Over four days last month, from May 12 to 15, Andrew Bunch, 31, got a collective three hours of sleep, as best he can recall. (As bad as that sounds, it’s still on the far end of normal: The record for non-drug-fueled human wakefulness is 11 days, set by a teenager in 1964.) “My employees half the time asked when I last slept, because I looked like a train wreck,” Bunch says. He’s the owner of Abunch LLC, in Greenpoint, and had been hired to build sets for a string of events—the CBS upfronts after-party, some charity benefits, and a furniture show. Each day, he’d work until about 3 a.m., go home, sleep an hour, shower, then head back out. The lack of sleep flared his temper, he says. He snapped easily. But finishing the job was no problem. “It’s all adrenaline,” he says. “Your mind can stay focused if it has something to do.” And when it was all done, relief came gradually: He slept seven consecutive hours but felt wrecked for days.
1. Breaking out
Cortisol activates inflammation in the skin—which makes blemishes worse.

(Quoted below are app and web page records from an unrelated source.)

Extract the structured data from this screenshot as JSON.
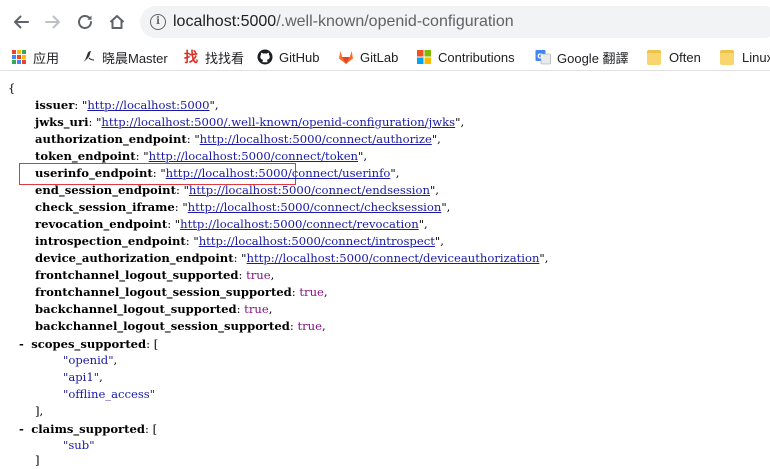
{
  "browser": {
    "url_host": "localhost:5000",
    "url_path": "/.well-known/openid-configuration"
  },
  "bookmarks": [
    {
      "label": "应用",
      "icon": "apps-grid-icon"
    },
    {
      "label": "晓晨Master",
      "icon": "blog-icon"
    },
    {
      "label": "找找看",
      "icon": "search-site-icon"
    },
    {
      "label": "GitHub",
      "icon": "github-icon"
    },
    {
      "label": "GitLab",
      "icon": "gitlab-icon"
    },
    {
      "label": "Contributions",
      "icon": "windows-icon"
    },
    {
      "label": "Google 翻譯",
      "icon": "translate-icon"
    },
    {
      "label": "Often",
      "icon": "folder-icon"
    },
    {
      "label": "Linux",
      "icon": "folder-icon"
    }
  ],
  "json": {
    "open_brace": "{",
    "issuer": {
      "key": "issuer",
      "value": "http://localhost:5000"
    },
    "jwks_uri": {
      "key": "jwks_uri",
      "value": "http://localhost:5000/.well-known/openid-configuration/jwks"
    },
    "authorization_endpoint": {
      "key": "authorization_endpoint",
      "value": "http://localhost:5000/connect/authorize"
    },
    "token_endpoint": {
      "key": "token_endpoint",
      "value": "http://localhost:5000/connect/token"
    },
    "userinfo_endpoint": {
      "key": "userinfo_endpoint",
      "value": "http://localhost:5000/connect/userinfo"
    },
    "end_session_endpoint": {
      "key": "end_session_endpoint",
      "value": "http://localhost:5000/connect/endsession"
    },
    "check_session_iframe": {
      "key": "check_session_iframe",
      "value": "http://localhost:5000/connect/checksession"
    },
    "revocation_endpoint": {
      "key": "revocation_endpoint",
      "value": "http://localhost:5000/connect/revocation"
    },
    "introspection_endpoint": {
      "key": "introspection_endpoint",
      "value": "http://localhost:5000/connect/introspect"
    },
    "device_authorization_endpoint": {
      "key": "device_authorization_endpoint",
      "value": "http://localhost:5000/connect/deviceauthorization"
    },
    "frontchannel_logout_supported": {
      "key": "frontchannel_logout_supported",
      "value": "true"
    },
    "frontchannel_logout_session_supported": {
      "key": "frontchannel_logout_session_supported",
      "value": "true"
    },
    "backchannel_logout_supported": {
      "key": "backchannel_logout_supported",
      "value": "true"
    },
    "backchannel_logout_session_supported": {
      "key": "backchannel_logout_session_supported",
      "value": "true"
    },
    "scopes_supported": {
      "key": "scopes_supported",
      "values": [
        "openid",
        "api1",
        "offline_access"
      ]
    },
    "claims_supported": {
      "key": "claims_supported",
      "values": [
        "sub"
      ]
    },
    "collapse_symbol": "-"
  },
  "colors": {
    "highlight_border": "#e0383e",
    "string": "#1a1aa6",
    "boolean": "#881280"
  }
}
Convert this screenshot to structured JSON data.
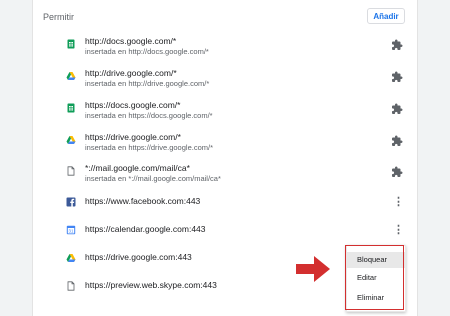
{
  "section": {
    "title": "Permitir",
    "add_label": "Añadir"
  },
  "colors": {
    "accent": "#1a73e8",
    "highlight": "#d32f2f"
  },
  "rows": [
    {
      "icon": "google-sheets-icon",
      "line1": "http://docs.google.com/*",
      "line2": "insertada en http://docs.google.com/*",
      "action": "extension-icon"
    },
    {
      "icon": "google-drive-icon",
      "line1": "http://drive.google.com/*",
      "line2": "insertada en http://drive.google.com/*",
      "action": "extension-icon"
    },
    {
      "icon": "google-sheets-icon",
      "line1": "https://docs.google.com/*",
      "line2": "insertada en https://docs.google.com/*",
      "action": "extension-icon"
    },
    {
      "icon": "google-drive-icon",
      "line1": "https://drive.google.com/*",
      "line2": "insertada en https://drive.google.com/*",
      "action": "extension-icon"
    },
    {
      "icon": "document-icon",
      "line1": "*://mail.google.com/mail/ca*",
      "line2": "insertada en *://mail.google.com/mail/ca*",
      "action": "extension-icon"
    },
    {
      "icon": "facebook-icon",
      "line1": "https://www.facebook.com:443",
      "line2": "",
      "action": "more-vert-icon"
    },
    {
      "icon": "google-calendar-icon",
      "line1": "https://calendar.google.com:443",
      "line2": "",
      "action": "more-vert-icon"
    },
    {
      "icon": "google-drive-icon",
      "line1": "https://drive.google.com:443",
      "line2": "",
      "action": "none"
    },
    {
      "icon": "document-icon",
      "line1": "https://preview.web.skype.com:443",
      "line2": "",
      "action": "none"
    }
  ],
  "menu": {
    "items": [
      "Bloquear",
      "Editar",
      "Eliminar"
    ]
  }
}
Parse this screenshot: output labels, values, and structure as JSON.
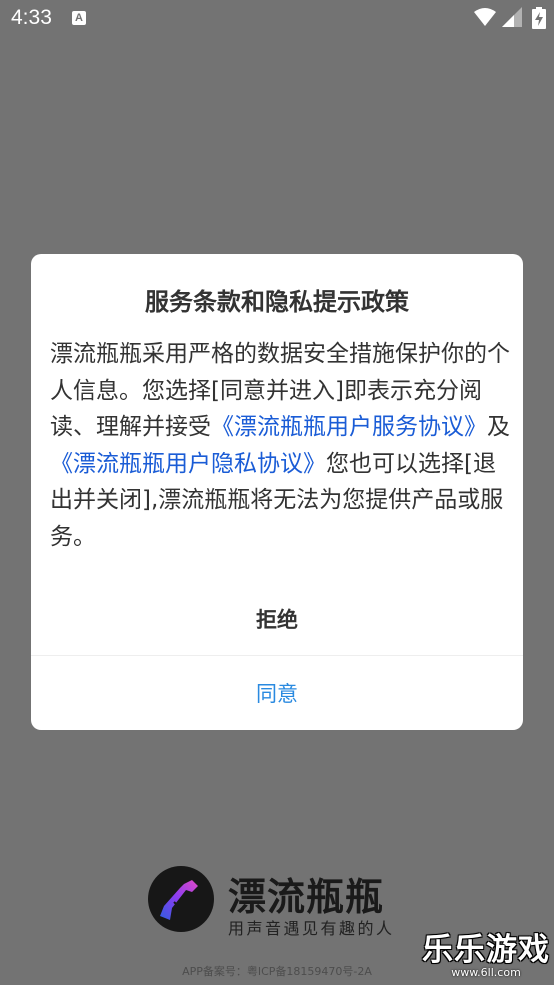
{
  "status_bar": {
    "time": "4:33",
    "notification_icon_letter": "A",
    "icons": [
      "wifi-icon",
      "signal-icon",
      "battery-charging-icon"
    ]
  },
  "dialog": {
    "title": "服务条款和隐私提示政策",
    "body_part1": "漂流瓶瓶采用严格的数据安全措施保护你的个人信息。您选择[同意并进入]即表示充分阅读、理解并接受",
    "link_user_agreement": "《漂流瓶瓶用户服务协议》",
    "body_part2": "及",
    "link_privacy_policy": "《漂流瓶瓶用户隐私协议》",
    "body_part3": "您也可以选择[退出并关闭],漂流瓶瓶将无法为您提供产品或服务。",
    "reject_label": "拒绝",
    "agree_label": "同意"
  },
  "branding": {
    "app_name": "漂流瓶瓶",
    "slogan": "用声音遇见有趣的人",
    "icp": "APP备案号：粤ICP备18159470号-2A"
  },
  "watermark": {
    "main": "乐乐游戏",
    "url": "www.6ll.com"
  },
  "colors": {
    "overlay": "#737373",
    "link": "#1a5cd6",
    "agree": "#2a8ae0"
  }
}
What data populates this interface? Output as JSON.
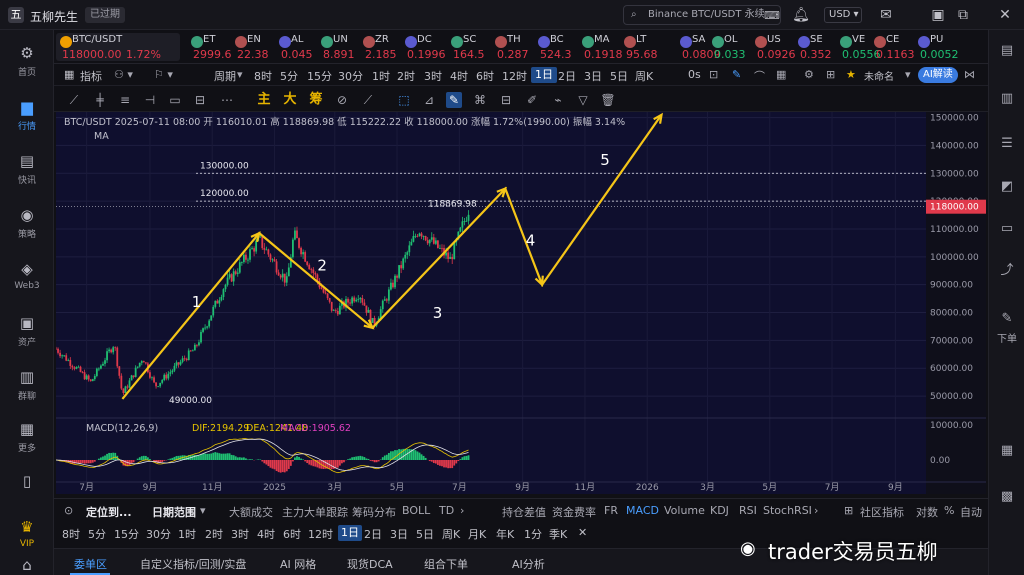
{
  "app": {
    "name": "五柳先生",
    "expired_badge": "已过期",
    "logo": "五"
  },
  "titlebar": {
    "search_placeholder": "Binance BTC/USDT 永续",
    "currency": "USD",
    "icons": [
      "bell-icon",
      "mail-icon",
      "minimize-icon",
      "restore-icon",
      "close-icon"
    ]
  },
  "sidebar": {
    "items": [
      {
        "label": "首页",
        "icon": "home-icon"
      },
      {
        "label": "行情",
        "icon": "market-icon",
        "active": true
      },
      {
        "label": "快讯",
        "icon": "news-icon"
      },
      {
        "label": "策略",
        "icon": "robot-icon"
      },
      {
        "label": "Web3",
        "icon": "web3-icon"
      },
      {
        "label": "资产",
        "icon": "wallet-icon"
      },
      {
        "label": "群聊",
        "icon": "chat-icon"
      },
      {
        "label": "更多",
        "icon": "grid-icon"
      },
      {
        "label": "",
        "icon": "phone-icon"
      },
      {
        "label": "VIP",
        "icon": "vip-icon"
      }
    ]
  },
  "ticker": [
    {
      "sym": "BTC/USDT",
      "price": "118000.00",
      "chg": "1.72%",
      "dir": "up",
      "active": true
    },
    {
      "sym": "ET",
      "price": "2999.6",
      "dir": "up"
    },
    {
      "sym": "EN",
      "price": "22.38",
      "dir": "up"
    },
    {
      "sym": "AL",
      "price": "0.045",
      "dir": "up"
    },
    {
      "sym": "UN",
      "price": "8.891",
      "dir": "up"
    },
    {
      "sym": "ZR",
      "price": "2.185",
      "dir": "up"
    },
    {
      "sym": "DC",
      "price": "0.1996",
      "dir": "up"
    },
    {
      "sym": "SC",
      "price": "164.5",
      "dir": "up"
    },
    {
      "sym": "TH",
      "price": "0.287",
      "dir": "up"
    },
    {
      "sym": "BC",
      "price": "524.3",
      "dir": "up"
    },
    {
      "sym": "MA",
      "price": "0.1918",
      "dir": "up"
    },
    {
      "sym": "LT",
      "price": "95.68",
      "dir": "up"
    },
    {
      "sym": "SA",
      "price": "0.0809",
      "dir": "up"
    },
    {
      "sym": "OL",
      "price": "0.033",
      "dir": "dn"
    },
    {
      "sym": "US",
      "price": "0.0926",
      "dir": "up"
    },
    {
      "sym": "SE",
      "price": "0.352",
      "dir": "up"
    },
    {
      "sym": "VE",
      "price": "0.0556",
      "dir": "dn"
    },
    {
      "sym": "CE",
      "price": "0.1163",
      "dir": "up"
    },
    {
      "sym": "PU",
      "price": "0.0052",
      "dir": "dn"
    }
  ],
  "toolbar1": {
    "indicator": "指标",
    "period": "周期",
    "intervals": [
      "8时",
      "5分",
      "15分",
      "30分",
      "1时",
      "2时",
      "3时",
      "4时",
      "6时",
      "12时",
      "1日",
      "2日",
      "3日",
      "5日",
      "周K"
    ],
    "selected": "1日",
    "right_count": "0s",
    "unnamed": "未命名",
    "ai": "AI解读"
  },
  "toolbar2": {
    "gold_labels": [
      "主",
      "大",
      "筹"
    ]
  },
  "chart": {
    "legend": "BTC/USDT  2025-07-11 08:00  开 116010.01  高 118869.98  低 115222.22  收 118000.00  涨幅 1.72%(1990.00)  振幅 3.14%",
    "ma_label": "MA",
    "macd_label": "MACD(12,26,9)",
    "dif": "DIF:2194.29",
    "dea": "DEA:1241.48",
    "macd": "MACD:1905.62",
    "price_axis": [
      "150000.00",
      "140000.00",
      "130000.00",
      "120000.00",
      "110000.00",
      "100000.00",
      "90000.00",
      "80000.00",
      "70000.00",
      "60000.00",
      "50000.00"
    ],
    "macd_axis": [
      "10000.00",
      "0.00"
    ],
    "time_axis": [
      "7月",
      "9月",
      "11月",
      "2025",
      "3月",
      "5月",
      "7月",
      "9月",
      "11月",
      "2026",
      "3月",
      "5月",
      "7月",
      "9月"
    ],
    "annotations": {
      "h130": "130000.00",
      "h120": "120000.00",
      "last": "118869.98",
      "low": "49000.00"
    },
    "wave_labels": [
      "1",
      "2",
      "3",
      "4",
      "5"
    ],
    "price_tag": "118000.00"
  },
  "chart_data": {
    "type": "candlestick",
    "ylim": [
      45000,
      152000
    ],
    "levels": [
      130000,
      120000
    ],
    "wave_path": [
      {
        "date": "2024-08-05",
        "price": 49000
      },
      {
        "date": "2024-12-17",
        "price": 108500
      },
      {
        "date": "2025-04-07",
        "price": 74500
      },
      {
        "date": "2025-08-15",
        "price": 124500
      },
      {
        "date": "2025-09-20",
        "price": 90000
      },
      {
        "date": "2026-01-15",
        "price": 151000
      }
    ]
  },
  "footer1": {
    "locate": "定位到...",
    "range": "日期范围",
    "tags": [
      "大额成交",
      "主力大单跟踪",
      "筹码分布",
      "BOLL",
      "TD"
    ],
    "right": [
      "持仓差值",
      "资金费率",
      "FR",
      "MACD",
      "Volume",
      "KDJ",
      "RSI",
      "StochRSI"
    ],
    "community": "社区指标",
    "log": "对数",
    "pct": "%",
    "auto": "自动"
  },
  "footer2": {
    "intervals": [
      "8时",
      "5分",
      "15分",
      "30分",
      "1时",
      "2时",
      "3时",
      "4时",
      "6时",
      "12时",
      "1日",
      "2日",
      "3日",
      "5日",
      "周K",
      "月K",
      "年K",
      "1分",
      "季K"
    ],
    "selected": "1日"
  },
  "bottomtabs": [
    "委单区",
    "自定义指标/回测/实盘",
    "AI 网格",
    "现货DCA",
    "组合下单",
    "AI分析"
  ],
  "watermark": "trader交易员五柳",
  "rightbar": {
    "label": "下单"
  }
}
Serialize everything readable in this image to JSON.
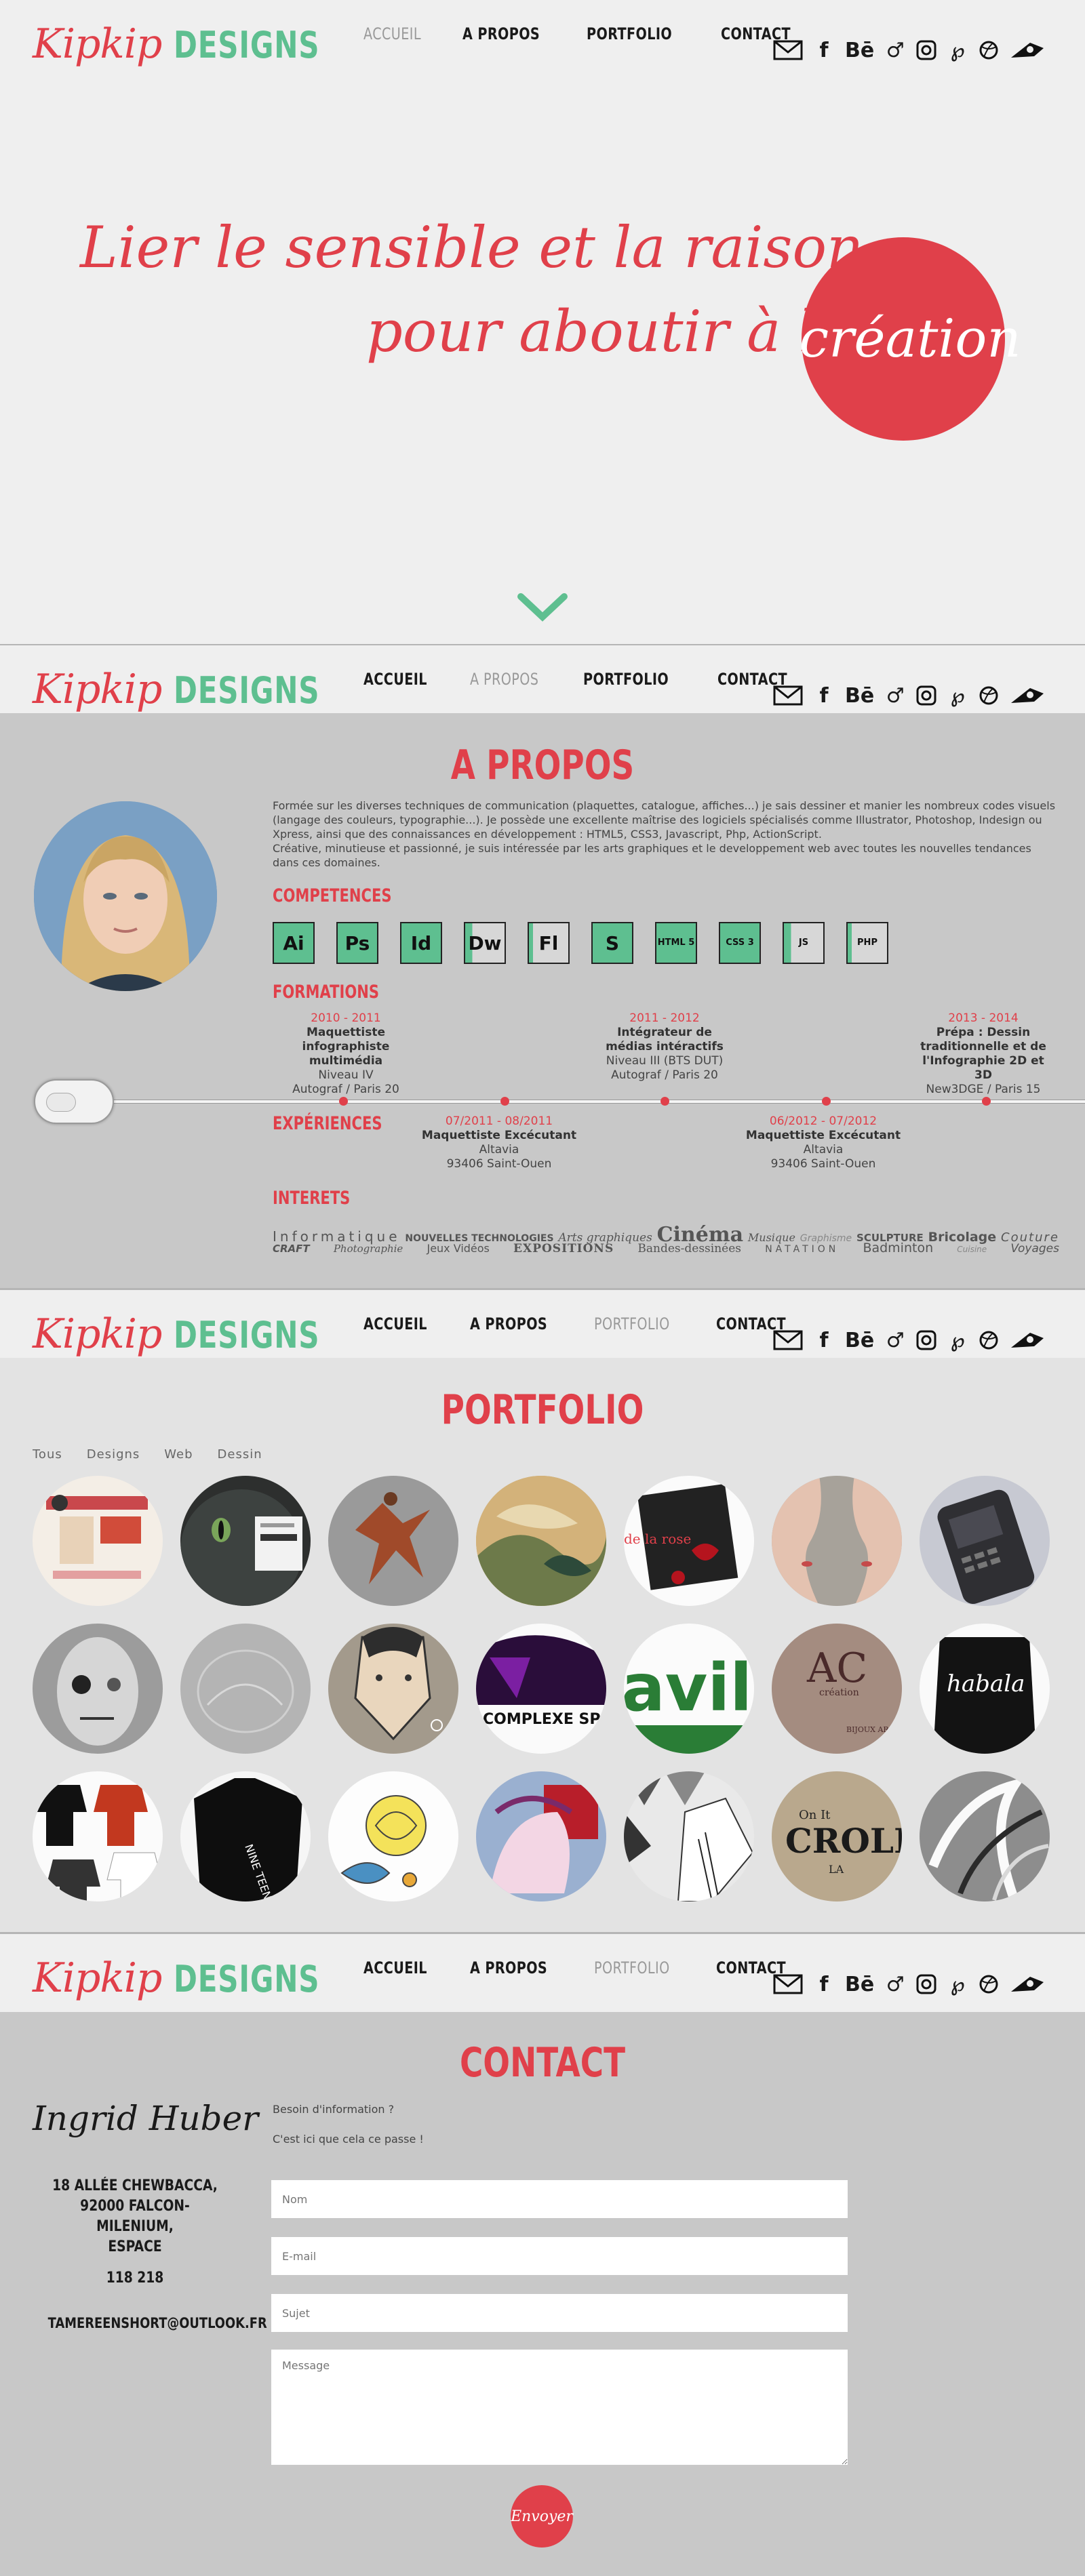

Cortisol wins the battle with growth hormones, which normally regenerate the collagen in skin overnight.
It also beats up on the cells that line blood vessels. The enlarged vessels show up clearly in the whites of the eyes.
It makes the body hoard sodium and fluid.
5. Darkening circles
Under the eyes, those blood vessels dilate, causing discoloration.
Medical effects explained by Dr. Shari Lipner, dermatologist, NewYork-Presbyterian/Weill Cornell Medical Center.